As our daughter turns one, we’re having a bit run of difficult days. Nothing we can’t handle, and it’s largely due on her sleeping (not sleeping!). It’s got me thinking about things that make a difference when life is feeling trickier.
Here’s what gets me feeling better on difficult days. These actions help me support our daughter and to do my best with gentle parenting.
1. Moving my body
Some days, just getting out of bed feels more than I can manage.
Moving my body is the last thing I want to do on those days. But, moving my body always helps with things feeling better.
This can include:
- Having a five minute dance with my daughter. Songs my daughter is enjoying right now include Iko Iko, and Smoke on the water, which are both great to bop along to
- Cleaning and doing the laundry energetically
- Taking a walk. I keep banging on about it, but I’m taking part in the walk 1000 miles challenge for the second year. This challenge seems to help me to move my body, day after day, and even when I don’t really want to.
- Yoga and stretching. I’ve been really surprised how tight my muscles get within the course of my everyday life, and in particular my hip flexors. Pigeon pose sorts this right out.
2. Getting outside
Getting outside seems to help my daughter with feeling better on difficult days too. Even the grumblest days seem to be resolved by being outside.
I think the outside light before midday really helps me. This can be getting active, or just taking a cup of tea to the garden or park.
Some days we find time or space to get outside more than once throughout the day. Days with more time outside tend to be good days, and charge my batteries for several days to come.
I grew up going to church, and then spent a good number of years not attending. Recently, I’ve been finding time and space to pray – reflecting on things I’m grateful for, and things I need help and support with. I think of this in a religious way, but lots of people don’t (mindfulness, journalling, gratitude). I particularly love Phillipians 4:8:

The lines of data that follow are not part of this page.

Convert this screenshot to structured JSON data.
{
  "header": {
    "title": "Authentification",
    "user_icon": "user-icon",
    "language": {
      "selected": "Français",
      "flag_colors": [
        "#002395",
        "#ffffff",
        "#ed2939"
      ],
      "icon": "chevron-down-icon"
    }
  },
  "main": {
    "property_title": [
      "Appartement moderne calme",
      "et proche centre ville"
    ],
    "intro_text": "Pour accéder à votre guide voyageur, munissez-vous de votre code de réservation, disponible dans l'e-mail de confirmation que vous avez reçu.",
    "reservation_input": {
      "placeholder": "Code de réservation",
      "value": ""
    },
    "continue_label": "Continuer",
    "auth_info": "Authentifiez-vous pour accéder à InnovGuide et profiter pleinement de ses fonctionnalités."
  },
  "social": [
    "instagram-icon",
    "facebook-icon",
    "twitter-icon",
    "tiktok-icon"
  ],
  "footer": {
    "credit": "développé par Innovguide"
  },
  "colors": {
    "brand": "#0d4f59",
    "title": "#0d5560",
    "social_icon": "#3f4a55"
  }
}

Finally, brothers and sisters, whatever is true, whatever is noble, whatever is right, whatever is pure, whatever is lovely, whatever is admirable—if anything is excellent or praiseworthy—think about such things.
4. Keeping our home tidy and organised
Keeping on top of housework is one of the things that helps me feeling better on difficult days, and it’s taken me a really long time to realise it. Doing the laundry, tidying toys and books back onto the shelves, and keeping our kitchen tidy all make a sizeable difference to how I feel.
The difficulty and slight irony of this, is that housework is often one of the first things to slide: when I’m having a hard time, these things fall out of whack.
It helps me to think of clearing up as investing my time into making our house into a home for our family. This helps me stay buoyed up, and not get too down about the endlessness of the housework grind.
I have no particular system for keeping our home tidy, other than a loose weekly rota, which looks like:
- Bedrooms change cot / bed sheets, dust, hoover
- Bathroom and lavatory: daily minor clean, weekly through clean including wash floor
- Laundry: daily, as required
- Living room: dust and general tidying, daily and weekly
- Hoovering: throughout the house weekly, tidying throughout the house daily
- Kitchen: washing up, wiping surfaces, and sweeping the kitchen floor after every meal
It makes me embarrassed how much sometimes a nap can help with feeling better.
6. Connecting with friends and family
Being intentional about who I surround myself with makes a big difference to how I feel. On a tricky day, speaking to someone other than my husband can be a life saver.
7. Cooking a vegetable
I feel better when we are cooking and eating normal food. Feeling better on difficult days is sometimes a case of making an effort to make normal food, even if I don’t want to.
What do you do to help yourself with feeling better on difficult days?